So, my thought is why don’t we make sure we all demonstrate the right behaviors at work first, and then we have a better platform from which to advise and pontificate to our politicians. We have (in most cases) control over how we think and act at work. My belief is that if we all take care of what we can directly control, it will roll out to others we expect better from. A recent blog from Shawn Murphy outlined excellent guidance in this regard. I’ve replayed his advice in my Character Move below and added a few of my own comments.
- Come to meetings seeking to hear solutions, to reconcile differences. Too often we wait for someone to stop speaking only to throw in our contrarian opinion. It’s an insidious behavior that too often attempts to make another person wrong. Its intent is to make ourselves right, to look good. It sends the conversation down a rabbit hole. Another meeting wasted. Another day without progress. Another day robbing optimism. What does an offering hand look like when this happens? Redirect the conversation by reminding people that, “We’re here for solutions, and pushing personal agendas will not be tolerated.”
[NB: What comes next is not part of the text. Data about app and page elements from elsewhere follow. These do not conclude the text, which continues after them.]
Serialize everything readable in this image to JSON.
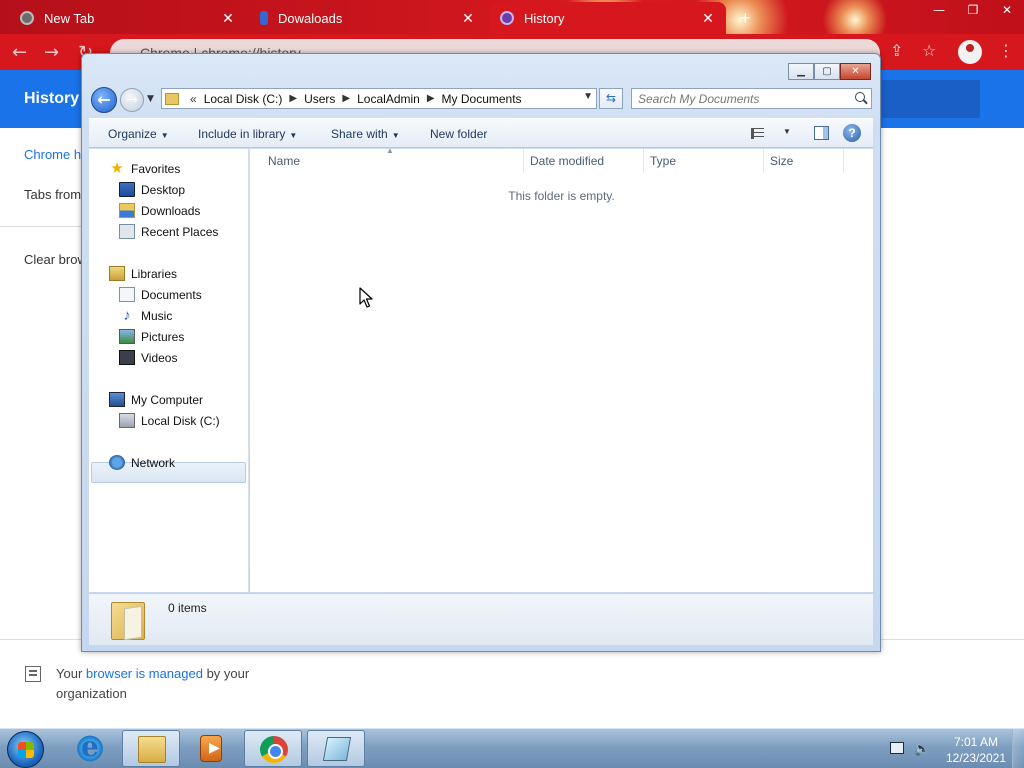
{
  "chrome": {
    "tabs": [
      {
        "title": "New Tab",
        "close": "✕"
      },
      {
        "title": "Dowaloads",
        "close": "✕"
      },
      {
        "title": "History",
        "close": "✕"
      }
    ],
    "new_tab": "+",
    "window_controls": {
      "minimize": "—",
      "restore": "❐",
      "close": "✕"
    },
    "omnibox_text": "Chrome  |  chrome://history",
    "history": {
      "title": "History",
      "sidebar_chrome_history": "Chrome history",
      "sidebar_tabs_other_devices": "Tabs from other devices",
      "sidebar_clear_browsing": "Clear browsing data",
      "managed_prefix": "Your ",
      "managed_link": "browser is managed",
      "managed_suffix": " by your organization"
    }
  },
  "explorer": {
    "caption": {
      "minimize": "▁",
      "maximize": "▢",
      "close": "✕"
    },
    "nav": {
      "back": "←",
      "forward": "→",
      "recent": "▼"
    },
    "breadcrumb": {
      "overflow": "«",
      "items": [
        "Local Disk (C:)",
        "Users",
        "LocalAdmin",
        "My Documents"
      ],
      "separator": "▶",
      "dropdown": "▼"
    },
    "refresh": "⇆",
    "search_placeholder": "Search My Documents",
    "commands": {
      "organize": "Organize",
      "include_in_library": "Include in library",
      "share_with": "Share with",
      "new_folder": "New folder",
      "caret": "▼",
      "help": "?"
    },
    "nav_pane": {
      "favorites": "Favorites",
      "desktop": "Desktop",
      "downloads": "Downloads",
      "recent_places": "Recent Places",
      "libraries": "Libraries",
      "documents": "Documents",
      "music": "Music",
      "pictures": "Pictures",
      "videos": "Videos",
      "my_computer": "My Computer",
      "local_disk": "Local Disk (C:)",
      "network": "Network"
    },
    "columns": [
      "Name",
      "Date modified",
      "Type",
      "Size"
    ],
    "sort_indicator": "▲",
    "empty_message": "This folder is empty.",
    "item_count": "0 items"
  },
  "taskbar": {
    "clock_time": "7:01 AM",
    "clock_date": "12/23/2021"
  }
}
- Establish a new precedent for intolerance of harmful exchanges. When teams come together, I expect healthy conflict. It’s characterized by ideas clashing, but with willingness to understand the other person or group’s viewpoint. Listening occurs. And if the exchange goes beyond healthy conflict, any person in the group stops the conversation. That person points out that the current direction is not going to address the team or meeting’s purpose. No more sitting silently thinking, “This is a waste of my time.” Speak up.
- Remember that constructive relationships are vital. Our organizations face their own set of wicked problems. A sure path to finding solutions is leadership that demands higher level of integrity in the interactions and value placed on relationships. Allowing behaviors that sabotage progress and weakens relationships simple lets wicked problems prevail. We each need to model the leadership that unites people to achieve results together. Invest in building constructive relationships with all “camps” at work.
Relationship Building in The Triangle,
The above phrase is from a CNN Money blog entitled The Booming Business of Fear. The article highlights consumer behavior when FEAR swells up and overtakes thinking. People hide cash in the craziest places and the sales of safes, guns, gold, and other “fear-based items” goes up dramatically. As an example a company called Maximum Security, which sells the above and more, has seen revenue climb 30% over the past few weeks.
So what does one do at WORK when FEAR hits the market like it has the past few weeks? It may be counter intuitive but it is not the time to hide; hoping that those with the ability to take action won’t notice. It is the time to make sure your value is understood and noticed.
- Take a hard look at what you’re doing and how it creates value in your organization. Make sure you know and that you’re meeting or exceeding expectations.
- Ask your boss what and how you can help him/her navigate their challenges. Sincerely show that you care about the pressure they’re under to perform.
- Avoid any unnecessary drama. The last thing anyone needs to deal with is some distracting “drama.”
- Make sure you have a backup plan. If business changes dramatically you may get caught up in a layoff regardless of all of the above. Do not avoid this thinking. A job cut can happen to the best of us for no rational reason other than the reactive behavior of leaders acting on fear.
No Hiding in the Triangle,